**WORK TO BE COMPLETED:** Set down the line that contains "Output a JSON" and every line after it to the end of the entries, exactly as they stand and nothing more.

**Items from a data source:**
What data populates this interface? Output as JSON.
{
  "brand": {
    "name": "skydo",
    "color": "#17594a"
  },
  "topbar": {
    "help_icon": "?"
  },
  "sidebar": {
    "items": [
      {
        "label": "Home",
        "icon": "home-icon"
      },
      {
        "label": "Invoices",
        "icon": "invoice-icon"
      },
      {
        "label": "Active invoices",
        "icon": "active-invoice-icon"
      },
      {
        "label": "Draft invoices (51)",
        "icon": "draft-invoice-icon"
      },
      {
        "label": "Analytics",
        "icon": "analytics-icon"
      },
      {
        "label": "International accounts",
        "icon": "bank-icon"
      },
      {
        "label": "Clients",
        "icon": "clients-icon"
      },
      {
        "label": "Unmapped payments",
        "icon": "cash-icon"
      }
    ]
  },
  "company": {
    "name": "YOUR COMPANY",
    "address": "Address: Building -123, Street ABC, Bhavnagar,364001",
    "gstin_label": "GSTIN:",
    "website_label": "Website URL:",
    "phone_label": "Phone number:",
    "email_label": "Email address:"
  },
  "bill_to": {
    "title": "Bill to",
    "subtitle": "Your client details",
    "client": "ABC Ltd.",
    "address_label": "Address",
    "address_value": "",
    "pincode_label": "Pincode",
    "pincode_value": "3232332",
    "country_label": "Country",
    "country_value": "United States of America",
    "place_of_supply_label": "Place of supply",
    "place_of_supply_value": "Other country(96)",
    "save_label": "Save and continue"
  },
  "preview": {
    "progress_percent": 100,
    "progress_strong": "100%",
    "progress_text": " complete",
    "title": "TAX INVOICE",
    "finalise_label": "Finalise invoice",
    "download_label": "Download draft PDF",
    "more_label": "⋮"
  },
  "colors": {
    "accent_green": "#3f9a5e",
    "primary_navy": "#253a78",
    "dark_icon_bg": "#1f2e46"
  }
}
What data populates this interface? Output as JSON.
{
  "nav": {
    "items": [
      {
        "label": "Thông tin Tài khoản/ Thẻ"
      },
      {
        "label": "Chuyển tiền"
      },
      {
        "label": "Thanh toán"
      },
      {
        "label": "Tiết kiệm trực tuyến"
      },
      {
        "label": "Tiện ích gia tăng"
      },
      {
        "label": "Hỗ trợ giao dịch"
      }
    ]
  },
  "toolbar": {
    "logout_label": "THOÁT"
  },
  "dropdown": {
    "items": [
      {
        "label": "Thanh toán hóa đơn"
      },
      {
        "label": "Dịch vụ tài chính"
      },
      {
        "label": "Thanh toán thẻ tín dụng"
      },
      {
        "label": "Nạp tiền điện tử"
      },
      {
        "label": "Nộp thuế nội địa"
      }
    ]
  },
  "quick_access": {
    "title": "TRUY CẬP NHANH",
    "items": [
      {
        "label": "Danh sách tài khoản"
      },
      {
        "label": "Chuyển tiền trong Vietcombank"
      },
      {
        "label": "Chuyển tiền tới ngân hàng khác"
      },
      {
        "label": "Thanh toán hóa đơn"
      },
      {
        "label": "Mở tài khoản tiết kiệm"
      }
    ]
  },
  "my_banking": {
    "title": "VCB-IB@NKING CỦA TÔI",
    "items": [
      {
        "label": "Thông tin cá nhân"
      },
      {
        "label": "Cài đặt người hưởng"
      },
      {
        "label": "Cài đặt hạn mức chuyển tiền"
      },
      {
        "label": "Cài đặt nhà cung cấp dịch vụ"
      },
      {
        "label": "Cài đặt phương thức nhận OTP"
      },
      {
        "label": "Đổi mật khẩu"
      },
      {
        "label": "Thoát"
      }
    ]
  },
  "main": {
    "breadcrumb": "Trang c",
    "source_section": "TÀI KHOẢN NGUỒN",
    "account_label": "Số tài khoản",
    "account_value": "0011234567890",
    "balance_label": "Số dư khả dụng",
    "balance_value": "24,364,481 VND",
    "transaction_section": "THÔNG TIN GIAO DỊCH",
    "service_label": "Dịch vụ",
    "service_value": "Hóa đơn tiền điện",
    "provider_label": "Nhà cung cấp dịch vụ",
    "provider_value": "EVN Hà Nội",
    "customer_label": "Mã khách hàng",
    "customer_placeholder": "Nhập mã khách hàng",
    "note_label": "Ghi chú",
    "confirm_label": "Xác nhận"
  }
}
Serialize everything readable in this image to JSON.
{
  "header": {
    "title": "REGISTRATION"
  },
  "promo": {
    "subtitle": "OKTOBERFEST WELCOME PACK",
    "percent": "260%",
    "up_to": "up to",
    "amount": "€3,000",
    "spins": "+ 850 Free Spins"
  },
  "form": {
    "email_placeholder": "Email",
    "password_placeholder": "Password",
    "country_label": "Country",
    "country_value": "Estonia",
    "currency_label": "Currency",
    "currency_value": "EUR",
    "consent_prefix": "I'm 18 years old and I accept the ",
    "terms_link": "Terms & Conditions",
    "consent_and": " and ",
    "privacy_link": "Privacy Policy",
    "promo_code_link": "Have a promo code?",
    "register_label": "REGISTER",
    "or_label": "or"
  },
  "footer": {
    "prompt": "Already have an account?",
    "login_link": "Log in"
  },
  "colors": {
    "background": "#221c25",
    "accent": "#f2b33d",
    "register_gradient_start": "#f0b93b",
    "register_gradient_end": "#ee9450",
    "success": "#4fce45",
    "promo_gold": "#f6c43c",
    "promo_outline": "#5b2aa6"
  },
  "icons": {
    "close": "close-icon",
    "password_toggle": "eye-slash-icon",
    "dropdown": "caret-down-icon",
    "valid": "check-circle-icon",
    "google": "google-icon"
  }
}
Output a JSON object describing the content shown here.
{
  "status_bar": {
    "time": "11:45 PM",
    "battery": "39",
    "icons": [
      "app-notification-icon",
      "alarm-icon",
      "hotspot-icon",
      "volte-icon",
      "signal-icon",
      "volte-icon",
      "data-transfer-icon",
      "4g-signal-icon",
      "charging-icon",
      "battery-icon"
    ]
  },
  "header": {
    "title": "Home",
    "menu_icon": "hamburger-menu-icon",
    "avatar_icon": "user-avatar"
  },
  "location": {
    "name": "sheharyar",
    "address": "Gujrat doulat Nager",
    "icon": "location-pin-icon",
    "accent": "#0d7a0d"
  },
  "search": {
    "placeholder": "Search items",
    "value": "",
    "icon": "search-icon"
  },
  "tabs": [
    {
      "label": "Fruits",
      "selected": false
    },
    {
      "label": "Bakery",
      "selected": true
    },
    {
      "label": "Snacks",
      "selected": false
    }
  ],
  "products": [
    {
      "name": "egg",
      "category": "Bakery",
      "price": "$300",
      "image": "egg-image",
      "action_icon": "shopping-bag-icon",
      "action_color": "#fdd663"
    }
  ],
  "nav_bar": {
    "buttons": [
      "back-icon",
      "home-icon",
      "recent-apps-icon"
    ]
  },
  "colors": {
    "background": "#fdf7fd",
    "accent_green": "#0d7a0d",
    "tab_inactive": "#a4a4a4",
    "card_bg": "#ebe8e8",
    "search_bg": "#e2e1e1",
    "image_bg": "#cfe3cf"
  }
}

**ANSWER TO THE PROBLEM:**
Output a JSON object describing the content shown here.
{
  "status_bar": {
    "time": "11:45 PM",
    "battery": "39",
    "icons": [
      "app-notification-icon",
      "alarm-icon",
      "hotspot-icon",
      "volte-icon",
      "signal-icon",
      "volte-icon",
      "data-transfer-icon",
      "4g-signal-icon",
      "charging-icon",
      "battery-icon"
    ]
  },
  "header": {
    "title": "Home",
    "menu_icon": "hamburger-menu-icon",
    "avatar_icon": "user-avatar"
  },
  "location": {
    "name": "sheharyar",
    "address": "Gujrat doulat Nager",
    "icon": "location-pin-icon",
    "accent": "#0d7a0d"
  },
  "search": {
    "placeholder": "Search items",
    "value": "",
    "icon": "search-icon"
  },
  "tabs": [
    {
      "label": "Fruits",
      "selected": false
    },
    {
      "label": "Bakery",
      "selected": true
    },
    {
      "label": "Snacks",
      "selected": false
    }
  ],
  "products": [
    {
      "name": "egg",
      "category": "Bakery",
      "price": "$300",
      "image": "egg-image",
      "action_icon": "shopping-bag-icon",
      "action_color": "#fdd663"
    }
  ],
  "nav_bar": {
    "buttons": [
      "back-icon",
      "home-icon",
      "recent-apps-icon"
    ]
  },
  "colors": {
    "background": "#fdf7fd",
    "accent_green": "#0d7a0d",
    "tab_inactive": "#a4a4a4",
    "card_bg": "#ebe8e8",
    "search_bg": "#e2e1e1",
    "image_bg": "#cfe3cf"
  }
}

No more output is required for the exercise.